Exercise
Please read the records below and return each line holding the string "kind".

======

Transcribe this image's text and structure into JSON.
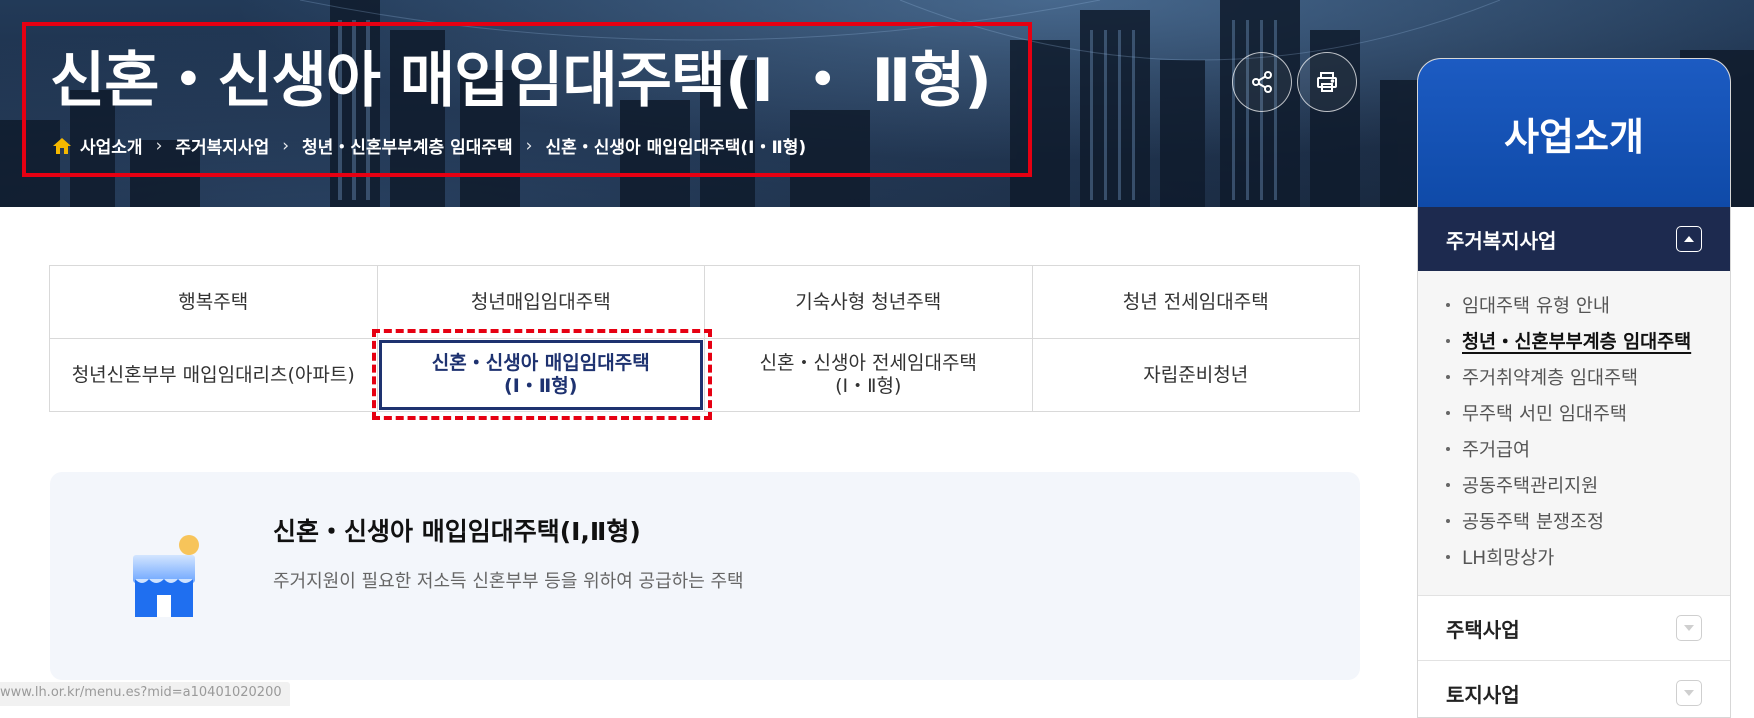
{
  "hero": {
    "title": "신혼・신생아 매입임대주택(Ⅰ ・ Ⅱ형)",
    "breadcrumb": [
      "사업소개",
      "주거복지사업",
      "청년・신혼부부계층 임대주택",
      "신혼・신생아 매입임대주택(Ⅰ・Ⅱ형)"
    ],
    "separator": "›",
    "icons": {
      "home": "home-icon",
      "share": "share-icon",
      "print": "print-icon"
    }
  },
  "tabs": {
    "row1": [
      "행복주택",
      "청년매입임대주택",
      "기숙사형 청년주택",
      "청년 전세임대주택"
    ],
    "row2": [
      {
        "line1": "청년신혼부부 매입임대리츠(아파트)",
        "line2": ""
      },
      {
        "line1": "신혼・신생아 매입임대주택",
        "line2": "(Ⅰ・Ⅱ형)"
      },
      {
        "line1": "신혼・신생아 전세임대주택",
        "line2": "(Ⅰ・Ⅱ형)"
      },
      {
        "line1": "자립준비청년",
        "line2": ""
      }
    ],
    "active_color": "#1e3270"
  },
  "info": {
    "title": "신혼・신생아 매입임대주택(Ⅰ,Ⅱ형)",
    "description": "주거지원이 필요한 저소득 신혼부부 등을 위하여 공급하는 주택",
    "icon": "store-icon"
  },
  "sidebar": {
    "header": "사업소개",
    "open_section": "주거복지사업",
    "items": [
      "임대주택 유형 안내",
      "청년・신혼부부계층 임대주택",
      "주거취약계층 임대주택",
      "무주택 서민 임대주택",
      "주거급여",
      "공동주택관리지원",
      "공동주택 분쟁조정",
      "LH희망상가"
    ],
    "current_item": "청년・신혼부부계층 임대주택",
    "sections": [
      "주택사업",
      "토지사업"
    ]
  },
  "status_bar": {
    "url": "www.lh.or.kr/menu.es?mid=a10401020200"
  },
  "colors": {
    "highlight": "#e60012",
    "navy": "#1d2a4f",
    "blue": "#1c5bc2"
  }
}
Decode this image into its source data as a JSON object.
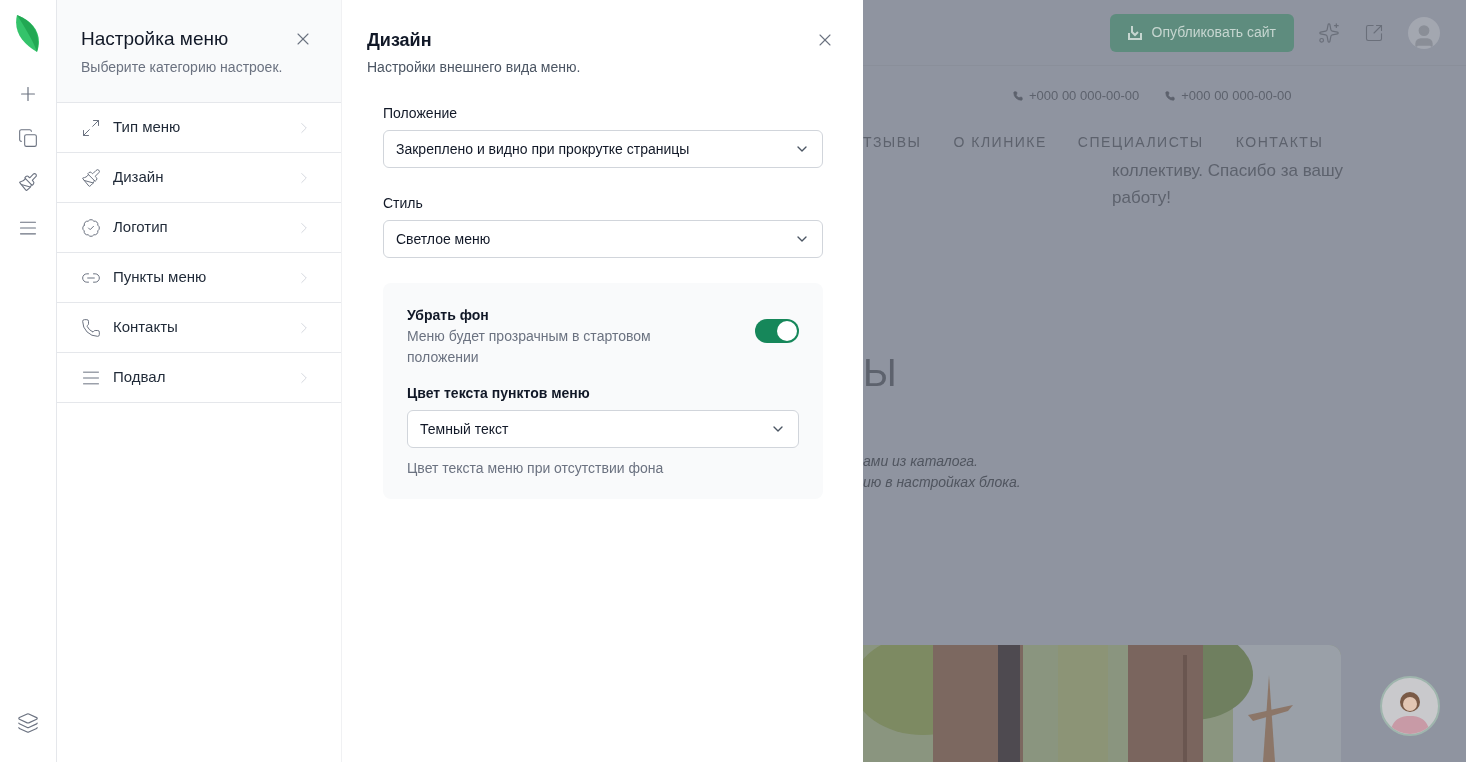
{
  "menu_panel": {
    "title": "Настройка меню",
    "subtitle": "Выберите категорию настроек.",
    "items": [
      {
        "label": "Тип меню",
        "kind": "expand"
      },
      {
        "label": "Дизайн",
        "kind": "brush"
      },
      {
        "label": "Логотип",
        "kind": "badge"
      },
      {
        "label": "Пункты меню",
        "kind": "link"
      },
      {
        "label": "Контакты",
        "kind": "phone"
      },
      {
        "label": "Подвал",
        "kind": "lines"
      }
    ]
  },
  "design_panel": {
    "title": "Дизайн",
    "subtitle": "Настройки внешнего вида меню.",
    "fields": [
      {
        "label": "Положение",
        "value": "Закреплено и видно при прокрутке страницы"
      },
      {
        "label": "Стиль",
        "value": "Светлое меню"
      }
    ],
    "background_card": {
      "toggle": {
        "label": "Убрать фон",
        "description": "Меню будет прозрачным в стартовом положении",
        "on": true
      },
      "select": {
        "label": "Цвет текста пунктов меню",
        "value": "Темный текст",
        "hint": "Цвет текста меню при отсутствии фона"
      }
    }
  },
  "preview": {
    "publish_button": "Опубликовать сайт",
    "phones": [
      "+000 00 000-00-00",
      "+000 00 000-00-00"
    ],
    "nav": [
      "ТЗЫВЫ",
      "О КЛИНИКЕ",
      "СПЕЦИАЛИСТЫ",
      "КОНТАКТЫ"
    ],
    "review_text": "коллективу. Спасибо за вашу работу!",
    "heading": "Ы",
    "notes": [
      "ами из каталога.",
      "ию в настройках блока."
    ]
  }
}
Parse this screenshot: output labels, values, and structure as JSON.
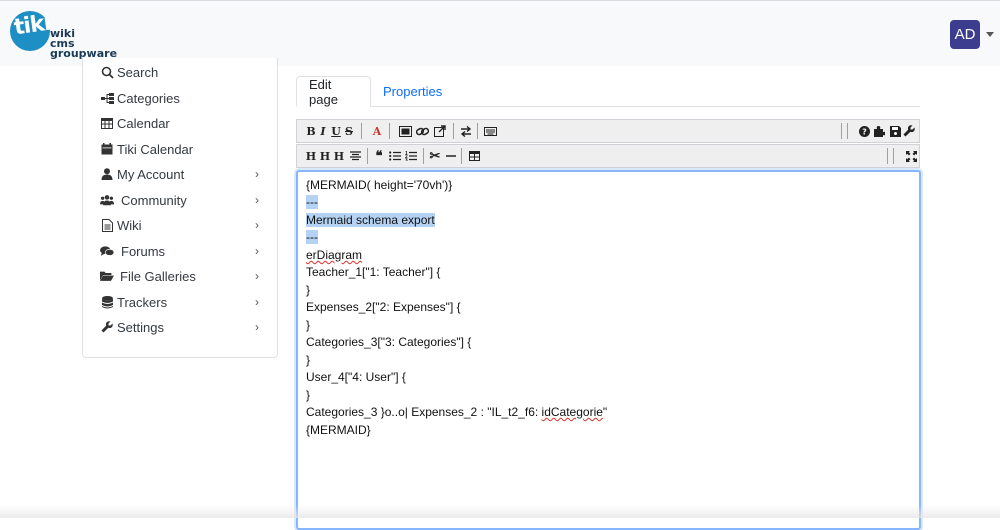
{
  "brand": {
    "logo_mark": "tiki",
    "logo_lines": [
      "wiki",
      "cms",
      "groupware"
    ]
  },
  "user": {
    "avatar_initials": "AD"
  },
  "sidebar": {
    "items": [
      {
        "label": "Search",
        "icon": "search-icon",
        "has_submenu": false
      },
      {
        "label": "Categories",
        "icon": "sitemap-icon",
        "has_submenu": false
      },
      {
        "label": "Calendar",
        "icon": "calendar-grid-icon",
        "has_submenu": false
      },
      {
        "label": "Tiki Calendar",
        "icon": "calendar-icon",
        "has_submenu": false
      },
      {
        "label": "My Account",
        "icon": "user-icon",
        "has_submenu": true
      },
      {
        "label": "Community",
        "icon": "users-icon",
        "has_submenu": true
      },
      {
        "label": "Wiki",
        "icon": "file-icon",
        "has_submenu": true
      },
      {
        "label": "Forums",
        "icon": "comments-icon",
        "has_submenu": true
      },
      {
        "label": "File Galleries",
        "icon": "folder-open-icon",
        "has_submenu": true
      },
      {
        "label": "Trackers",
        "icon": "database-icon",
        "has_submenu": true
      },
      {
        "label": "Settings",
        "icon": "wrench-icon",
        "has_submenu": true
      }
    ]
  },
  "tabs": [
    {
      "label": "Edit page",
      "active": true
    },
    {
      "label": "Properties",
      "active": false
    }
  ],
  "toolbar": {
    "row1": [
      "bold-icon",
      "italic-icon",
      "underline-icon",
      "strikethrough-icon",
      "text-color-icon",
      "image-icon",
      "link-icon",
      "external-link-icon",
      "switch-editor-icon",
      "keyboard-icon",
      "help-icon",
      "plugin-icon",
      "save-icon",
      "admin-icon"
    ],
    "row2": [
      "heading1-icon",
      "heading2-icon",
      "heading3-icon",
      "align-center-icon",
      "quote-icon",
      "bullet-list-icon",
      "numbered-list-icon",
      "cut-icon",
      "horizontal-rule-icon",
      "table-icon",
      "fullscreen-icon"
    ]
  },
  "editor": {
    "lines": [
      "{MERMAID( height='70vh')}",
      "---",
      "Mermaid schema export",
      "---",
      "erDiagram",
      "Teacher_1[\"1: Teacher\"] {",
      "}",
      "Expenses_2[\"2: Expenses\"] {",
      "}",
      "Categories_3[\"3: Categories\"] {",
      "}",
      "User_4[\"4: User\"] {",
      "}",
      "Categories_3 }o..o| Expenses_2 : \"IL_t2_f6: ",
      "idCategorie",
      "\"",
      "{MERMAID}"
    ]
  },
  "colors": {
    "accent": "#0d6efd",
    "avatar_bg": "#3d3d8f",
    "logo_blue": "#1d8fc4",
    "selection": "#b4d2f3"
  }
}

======

Exercise answer
        "kind": "expand"
        "kind": "brush"
        "kind": "badge"
        "kind": "link"
        "kind": "phone"
        "kind": "lines"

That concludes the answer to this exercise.